I cannot imagine NOT trying to catch all the poops in the potty.... EC makes my life sooooooo much better.
Two weekends ago the four of us attended Folk Fest and I brought my top hat potty (the Tiny Baby Potty) along. I chose to use disposable diapers at the event, just to minimize what I needed to lug around, and to keep the little guy comfortable and dry-feeling in case I could not change diapers as often as usual. My plan was to pour any pee into my wet-bag, lined with a cloth or a used disposable diaper inside to absorb the wetness. It would have worked well... we tried, but we didn't catch any pees while out and about that day :(
For anyone reading this blog post who is interested in doing EC but has not started yet, just go for it! You have nothing to lose. As long as you always approach pottying with love and respect for your baby, you cannot go wrong. And if you are looking for help or support, check out the Go Diaper Free of Edmonton group on Facebook!

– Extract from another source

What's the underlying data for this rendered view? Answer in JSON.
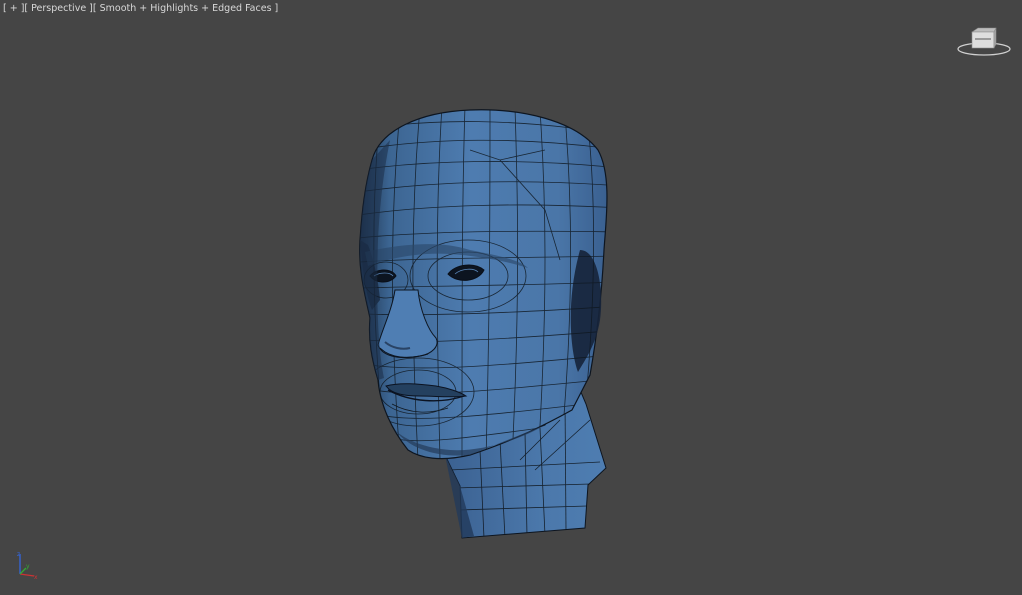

So... what are we wearing for EC this month? At home I am loving being "diaper-free" more and more. That doesn't mean naked, most of the time it means having Alek in a diaper without a cover. Easy to change, easy to potty and easy to see/feel when he is wet. The diaper belt/prefold is becoming a favourite for its ease but we seem to have the most success at staying dry in the fitted cloth diapers for some reason.
The photo on the left shows my super-mobile 7-month old climbing the stairs in his wool Flaparap. Up until now I did not like the way these EC diapers fit, and found changing them to be a real challenge. At 7 months and over 20 lbs I do find them a bit better but for at-home use I still prefer the simpler (and much cheaper) diaper-belt solution. Part of the challenge of these is the way that you install the pad, you kind of scoop it in from behind - which is ideal for a crawling baby, but not so simple on a non-mobile back-laying baby. I do think that Flaparaps will come in handy for trips out of the house when Alek is wearing pants, since the cover is waterproof and yet really easy to open for pottytunities wherever you are. I'll have to give that a go soon!

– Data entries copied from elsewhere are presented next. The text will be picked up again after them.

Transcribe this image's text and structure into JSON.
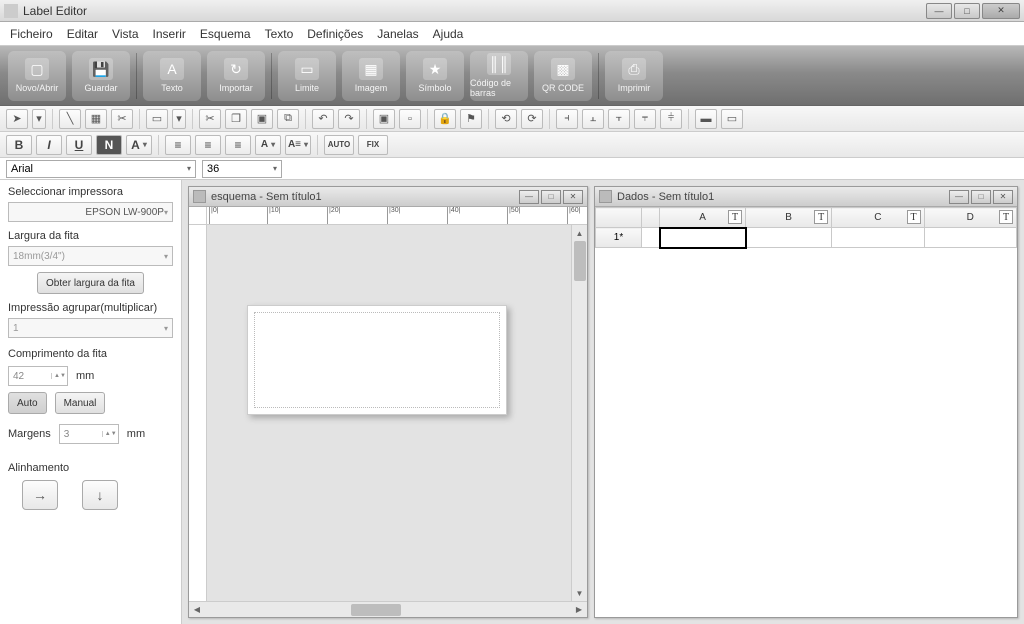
{
  "app": {
    "title": "Label Editor"
  },
  "menu": [
    "Ficheiro",
    "Editar",
    "Vista",
    "Inserir",
    "Esquema",
    "Texto",
    "Definições",
    "Janelas",
    "Ajuda"
  ],
  "bigToolbar": {
    "newOpen": "Novo/Abrir",
    "save": "Guardar",
    "text": "Texto",
    "import": "Importar",
    "border": "Limite",
    "image": "Imagem",
    "symbol": "Símbolo",
    "barcode": "Código de barras",
    "qr": "QR CODE",
    "print": "Imprimir"
  },
  "formatBar": {
    "font": "Arial",
    "size": "36",
    "auto": "AUTO",
    "fix": "FIX"
  },
  "sidebar": {
    "selectPrinter": "Seleccionar impressora",
    "printer": "EPSON LW-900P",
    "tapeWidthLabel": "Largura da fita",
    "tapeWidth": "18mm(3/4\")",
    "getTapeWidth": "Obter largura da fita",
    "groupPrintLabel": "Impressão agrupar(multiplicar)",
    "groupPrint": "1",
    "tapeLengthLabel": "Comprimento da fita",
    "tapeLength": "42",
    "mm": "mm",
    "auto": "Auto",
    "manual": "Manual",
    "marginsLabel": "Margens",
    "margins": "3",
    "alignmentLabel": "Alinhamento"
  },
  "subLeft": {
    "title": "esquema  - Sem título1"
  },
  "subRight": {
    "title": "Dados  - Sem título1",
    "cols": [
      "A",
      "B",
      "C",
      "D"
    ],
    "row1": "1*"
  },
  "rulerTicks": [
    "|0|",
    "|10|",
    "|20|",
    "|30|",
    "|40|",
    "|50|",
    "|60|"
  ]
}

Curious about EC and early potty learning? Check out these books and get started today!
Hi! I'm Danielle, your friendly neighbourhood potty specialist.